Ritchie's Sherlock Holmes imagines the character as a two-fisted pulp hero who has more in common with Doc Savage or (to take a British example) the mid-period Sexton Blake than with the way most other interpretations of the consulting detective show him. This might distress or annoy a certain part of Holmes fandom that can't abide versions of Holmes which put their weight less on the armchair detective side of the character and more on Holmes as a man of action. Others, like me, will probably be glad about a Holmes film taking liberties with a character that has become part of our cultural background, and turned into a piece of modern mythology that is based on much more than Arthur Conan Doyle's writings. Like all mythology, Holmes gains his strength through re-interpretations and re-imaginings. I really wouldn't see much point in a film about the detective that's trying to copy the Brett or the Livanov version. After all, these interpretations of the character already exist on screen; re-hashing them without Brett and Livanov would be an exercise in futility.

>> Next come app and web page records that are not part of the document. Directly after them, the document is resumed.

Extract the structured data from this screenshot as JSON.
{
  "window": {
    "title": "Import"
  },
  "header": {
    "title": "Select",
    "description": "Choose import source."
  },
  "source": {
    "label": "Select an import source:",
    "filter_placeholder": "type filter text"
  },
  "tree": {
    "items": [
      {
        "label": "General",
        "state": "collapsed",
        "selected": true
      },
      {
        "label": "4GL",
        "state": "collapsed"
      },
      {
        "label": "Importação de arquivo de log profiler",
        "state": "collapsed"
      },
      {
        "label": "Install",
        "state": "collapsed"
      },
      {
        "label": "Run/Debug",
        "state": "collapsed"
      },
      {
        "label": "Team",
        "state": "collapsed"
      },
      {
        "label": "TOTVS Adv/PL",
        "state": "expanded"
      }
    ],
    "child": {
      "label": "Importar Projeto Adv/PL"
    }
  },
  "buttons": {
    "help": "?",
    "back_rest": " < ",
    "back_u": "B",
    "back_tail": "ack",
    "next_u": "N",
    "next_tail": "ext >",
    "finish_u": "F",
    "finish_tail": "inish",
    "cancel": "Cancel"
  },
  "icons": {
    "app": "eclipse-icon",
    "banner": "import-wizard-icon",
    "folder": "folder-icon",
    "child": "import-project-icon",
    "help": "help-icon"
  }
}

Watched as the pulpy adventure movie it is supposed to be, Ritchie's film succeeds quite brilliantly. Ritchie shows a firm hand at throwing Holmes and Watson into silly-awesome set pieces, racing them through them and just stopping for enough breathers to nod in the direction of various other Holmeses and Watsons, and to put a bit more emphasis on the complicated emotional relations between Holmes, Watson, Mary and Irene. This would probably not be all that exciting if the set pieces didn't work, but work they do, with all the breathlessness that a contemporary Hollywood blockbuster and classic pulp storytelling share. There's a sense of utter glee hanging over the film, as if Ritchie had finally been let loose to play with his perfect toy box. This enthusiasm and sense of fun is what divides Sherlock Holmes from other pieces of mainstream cinema as produced by people like Michael Bay; where Bay and his ilk are filling their films with the things their focus groups demand, Ritchie seems to put the things on screen he himself finds fun. As should be obvious, I'm all for a well-placed bit of fun.

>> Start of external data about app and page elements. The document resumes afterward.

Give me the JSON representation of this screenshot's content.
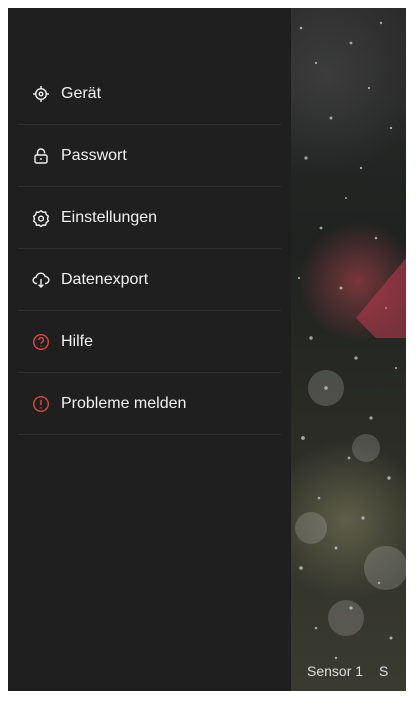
{
  "drawer": {
    "items": [
      {
        "label": "Gerät",
        "icon": "target-icon"
      },
      {
        "label": "Passwort",
        "icon": "lock-icon"
      },
      {
        "label": "Einstellungen",
        "icon": "gear-icon"
      },
      {
        "label": "Datenexport",
        "icon": "cloud-download-icon"
      },
      {
        "label": "Hilfe",
        "icon": "help-circle-icon"
      },
      {
        "label": "Probleme melden",
        "icon": "alert-circle-icon"
      }
    ]
  },
  "background": {
    "tabs": [
      {
        "label": "Sensor 1"
      },
      {
        "label": "S"
      }
    ]
  },
  "colors": {
    "drawer_bg": "#1f1f1f",
    "text": "#f2f2f2",
    "divider": "#2e2e2e",
    "accent_red": "#e0473a"
  }
}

Just as obviously, I can't stop talking about this Sherlock Holmes and its sense of fun and glee without mentioning Robert Downey Jr.'s performance as the title character. After this and his work on Iron Man, I'm convinced that Downey is the perfect actor for the well-paced screen spectacle, perfectly fit for physical acting and possibly the most note-perfect over-actor since Vincent Price (whom I'd loved to have seen as Holmes). As you know, Jim, a good over-actor does not merely chew the scenery, but knows exactly how much of this treatment a film needs and - more importantly - can take, and does not bite off more of a given film's face than necessary. Downey is really glorious as Holmes, and he is expertly supported by Jude Law's straight man with a fist and a sense of irony.

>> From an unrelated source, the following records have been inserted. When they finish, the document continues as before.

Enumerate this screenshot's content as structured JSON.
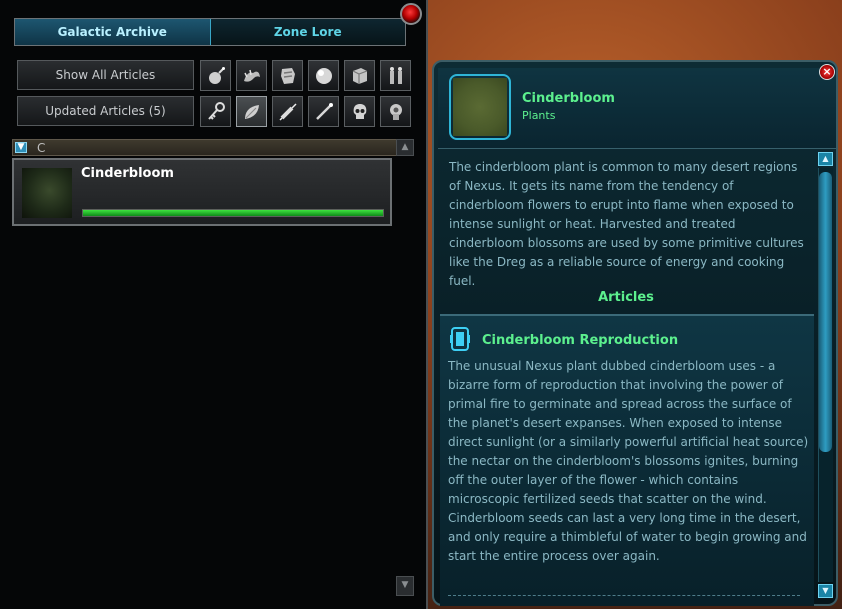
{
  "tabs": [
    {
      "label": "Galactic Archive",
      "active": true
    },
    {
      "label": "Zone Lore",
      "active": false
    }
  ],
  "filters": {
    "show_all": "Show All Articles",
    "updated": "Updated Articles (5)"
  },
  "category_icons": [
    "bomb-icon",
    "creature-icon",
    "tech-armor-icon",
    "orb-icon",
    "datacube-icon",
    "people-icon",
    "key-icon",
    "leaf-icon",
    "syringe-icon",
    "rod-icon",
    "skull-icon",
    "relic-icon"
  ],
  "list": {
    "letter": "C",
    "entries": [
      {
        "title": "Cinderbloom",
        "progress": 1.0
      }
    ]
  },
  "detail": {
    "title": "Cinderbloom",
    "category": "Plants",
    "description": "The cinderbloom plant is common to many desert regions of Nexus. It gets its name from the tendency of cinderbloom flowers to erupt into flame when exposed to intense sunlight or heat. Harvested and treated cinderbloom blossoms are used by some primitive cultures like the Dreg as a reliable source of energy and cooking fuel.",
    "articles_label": "Articles",
    "article": {
      "title": "Cinderbloom Reproduction",
      "body": "The unusual Nexus plant dubbed cinderbloom uses - a bizarre form of reproduction that involving the power of primal fire to germinate and spread across the surface of the planet's desert expanses. When exposed to intense direct sunlight (or a similarly powerful artificial heat source) the nectar on the cinderbloom's blossoms ignites, burning off the outer layer of the flower - which contains microscopic fertilized seeds that scatter on the wind. Cinderbloom seeds can last a very long time in the desert, and only require a thimbleful of water to begin growing and start the entire process over again."
    }
  },
  "colors": {
    "accent_green": "#5cf08e",
    "accent_cyan": "#5fd4e6",
    "body_text": "#8bb8c4"
  }
}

My only problems with the movie are Hans Zimmer's score, which sounds a bit too much like something written by a man who very desperately wants to be Ennio Morricone, but just isn't, and Rachel McAdam's inability to project the charisma the script demands of its Irene Adler. Both problems are notable, yet never grow large enough to endanger the film's exhilarating effect.

Sometimes, Hollywood blockbusters do deliver what they promise.



Todd said...

I liked this one a lot, too. And I like you're comparison of Downey Jr. to Vincent Price. Not something that would have occurred to me, but makes a lot of sense when you mention it.

So now you're going to review The Asylum's version, right?

houseinrlyeh said...

I was a bit surprised by the Price idea myself, but the more I thought about it, the more fitting it became.

The problem with reviewing The Asylum's version is that I'd have to watch it.

Todd said...

Well, if if helps at all, I survived it. But that's all I'm gonna say.

houseinrlyeh said...

Considering what other films you have survived, I'm not too sure that it does help.

Todd said...

Right. My assuring you that it was better than Super Batman doesn't give you much to work with.

houseinrlyeh said...

Although it does alleviate my fears that it contains scenes of cruel and unusual child choir singing.